President George Manneh Weah issued Executive Order 119 last week Thursday, June 8, imposing surcharge on a few imported goods or raw materials to protect domestic manufacturers and stimulate economic growth.
The Executive Mansion in Monrovia says Executive Order 119, which takes immediate effect, seeks to solidify gains realized under Executive Order 103 and stimulate growth in the Liberian economy.
Government says this is her way of recognizing the need to provide incentives for domestic job creation as envisaged under Pillar 2 (Economy and Job) of the Pro-Poor Agenda for Prosperity and Development (PAPD) by protecting local businesses from unfair competition and international brands of locally manufactured goods.
We commend President George Weah for thinking of doing something to protect local manufacturers in the last year of his first term when he had promised in his inaugural speech in 2018 that Liberians will not be spectators in their own economy during his administration.
Nearly six years after, the government is now coming to do what it should have started earlier, because it is seeking re-election. This is why we say it should produce fruits for the Liberian people to see.
Local businesses especially, Liberian-owned investments have suffered lack of incentives from government in a harsh economic environment, putting them at serious disadvantage with their foreign competitors like the Lebanese and Indians.
It is time that government moves to protect Liberian entrepreneurs so that they will be able to remain in business rather than leaving them vulnerable to outside competition, as we have seen over the years.
Domestic investments are a bedrock of any economy, and they should be encouraged to thrive, come what may because they represent the true face of the Liberianization Policy.
But when leaders pay lip service and play politics with the business environment, it is not only the economy that suffers, but the people as well. While we hail President Weah for issuing Executive Order 119, we can but only hope that its real intended purpose will be achieved other than being a cosmetic approach.

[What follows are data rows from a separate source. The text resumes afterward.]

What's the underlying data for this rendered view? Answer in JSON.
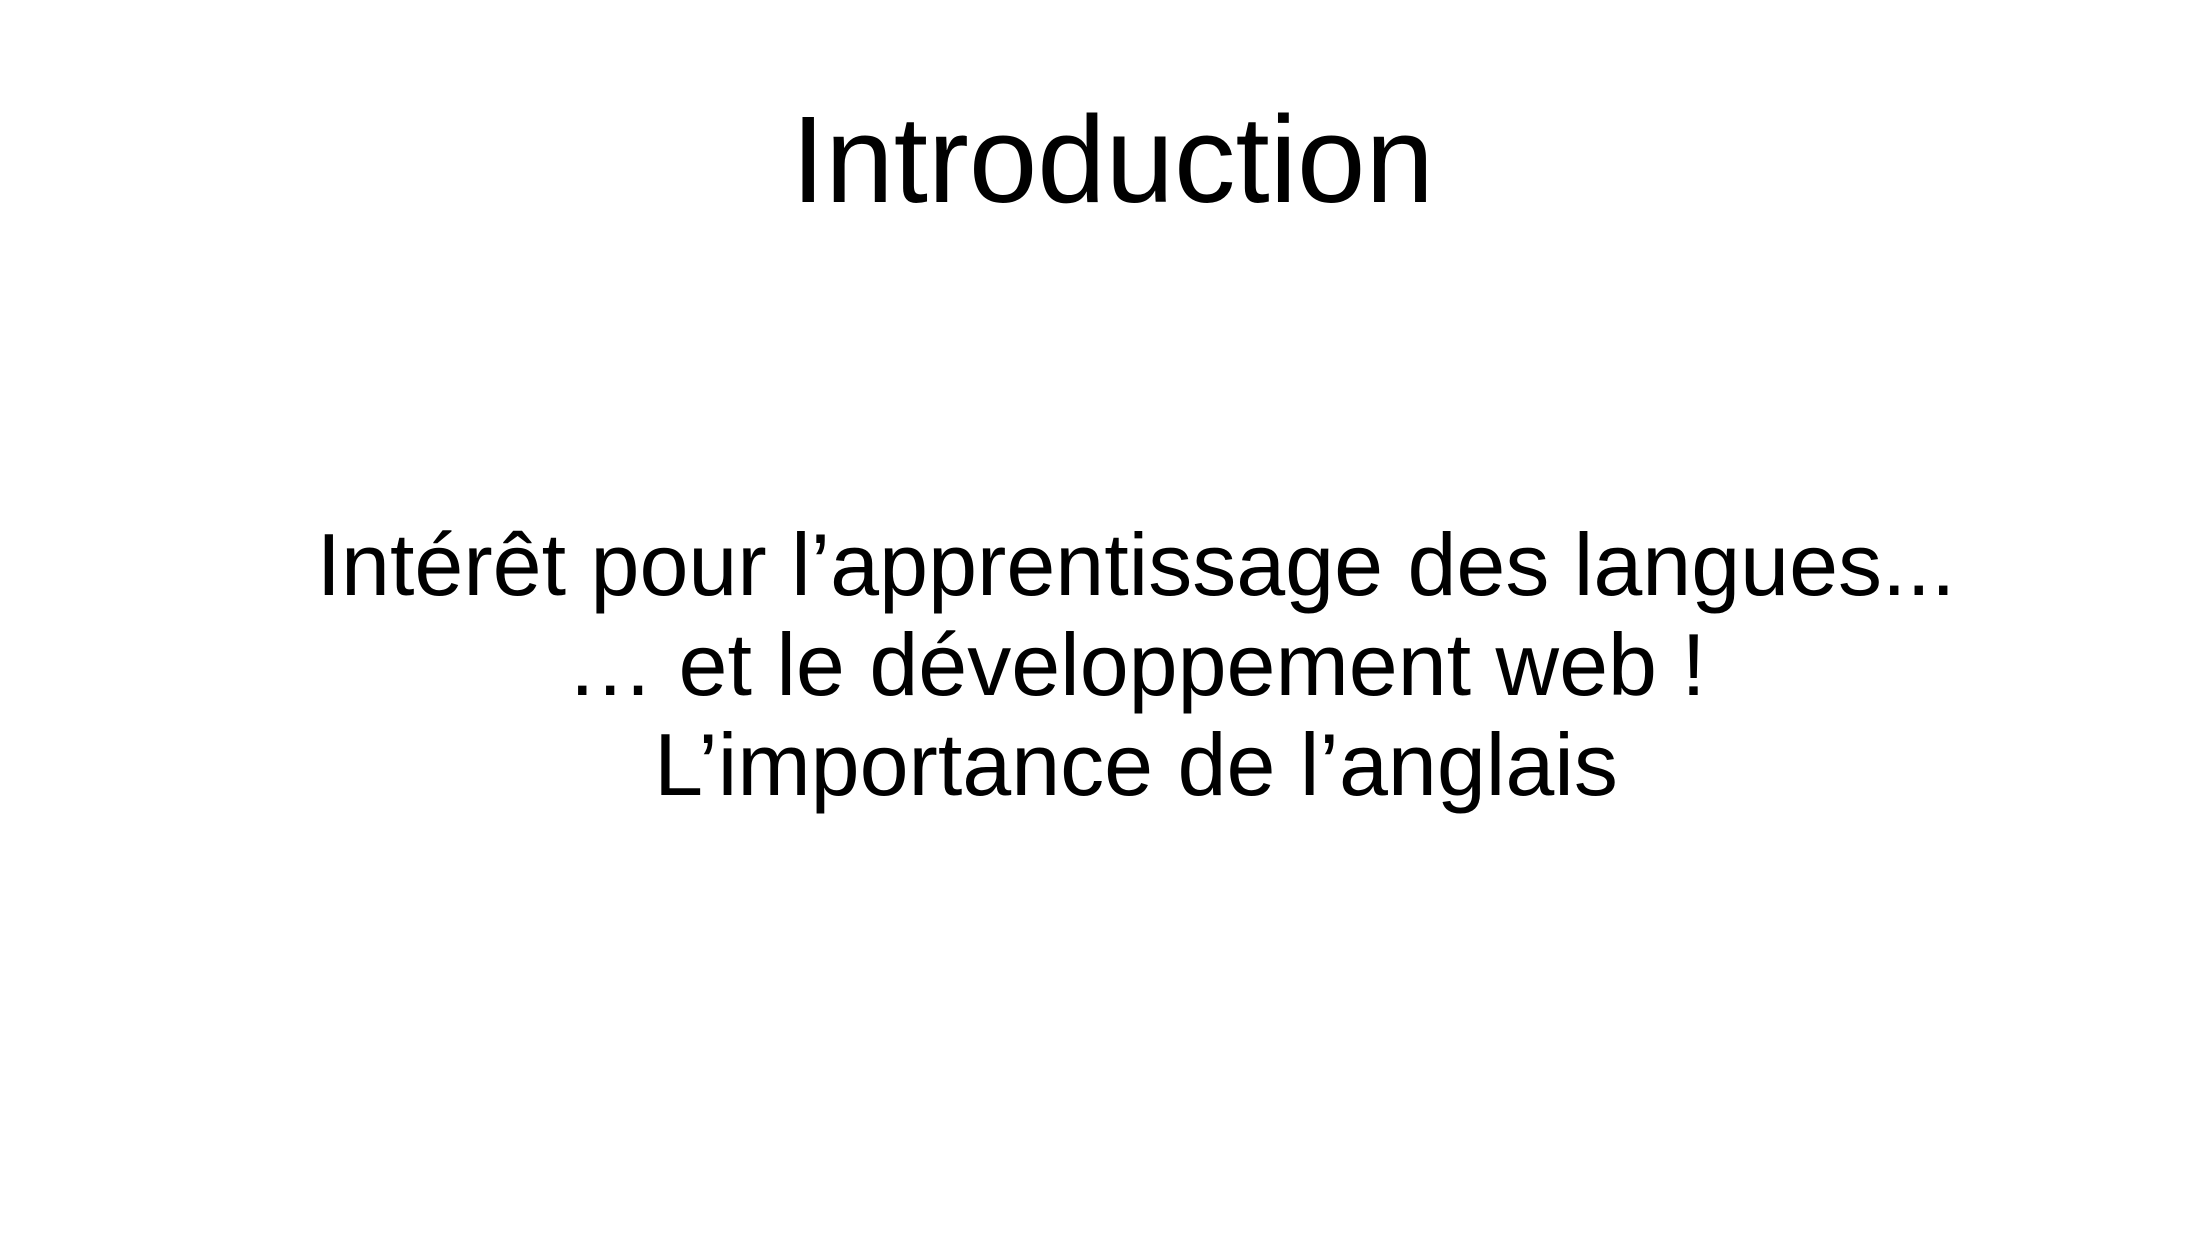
{
  "slide": {
    "title": "Introduction",
    "lines": [
      "Intérêt pour l’apprentissage des langues...",
      "… et le développement web !",
      "L’importance de l’anglais"
    ]
  }
}
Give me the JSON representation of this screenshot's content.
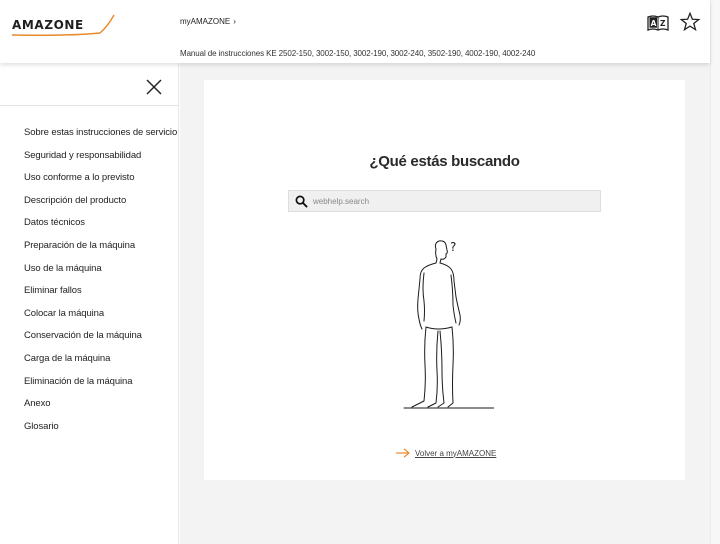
{
  "header": {
    "logo_text": "AMAZONE",
    "breadcrumb": "myAMAZONE",
    "breadcrumb_sep": "›",
    "doc_title": "Manual de instrucciones KE 2502-150, 3002-150, 3002-190, 3002-240, 3502-190, 4002-190, 4002-240",
    "icons": [
      "dictionary-icon",
      "star-icon"
    ]
  },
  "sidebar": {
    "items": [
      {
        "label": "Sobre estas instrucciones de servicio"
      },
      {
        "label": "Seguridad y responsabilidad"
      },
      {
        "label": "Uso conforme a lo previsto"
      },
      {
        "label": "Descripción del producto"
      },
      {
        "label": "Datos técnicos"
      },
      {
        "label": "Preparación de la máquina"
      },
      {
        "label": "Uso de la máquina"
      },
      {
        "label": "Eliminar fallos"
      },
      {
        "label": "Colocar la máquina"
      },
      {
        "label": "Conservación de la máquina"
      },
      {
        "label": "Carga de la máquina"
      },
      {
        "label": "Eliminación de la máquina"
      },
      {
        "label": "Anexo"
      },
      {
        "label": "Glosario"
      }
    ]
  },
  "main": {
    "heading": "¿Qué estás buscando",
    "search": {
      "placeholder": "webhelp.search",
      "value": ""
    },
    "illustration_text": "?",
    "back_link": "Volver a myAMAZONE"
  },
  "colors": {
    "accent": "#e8892b",
    "background": "#f3f3f3",
    "card": "#ffffff",
    "text": "#222222"
  }
}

We sincerely look forward to seeing its impact on domestic manufacturers that would bring a turnaround to citizens venturing into entrepreneurship.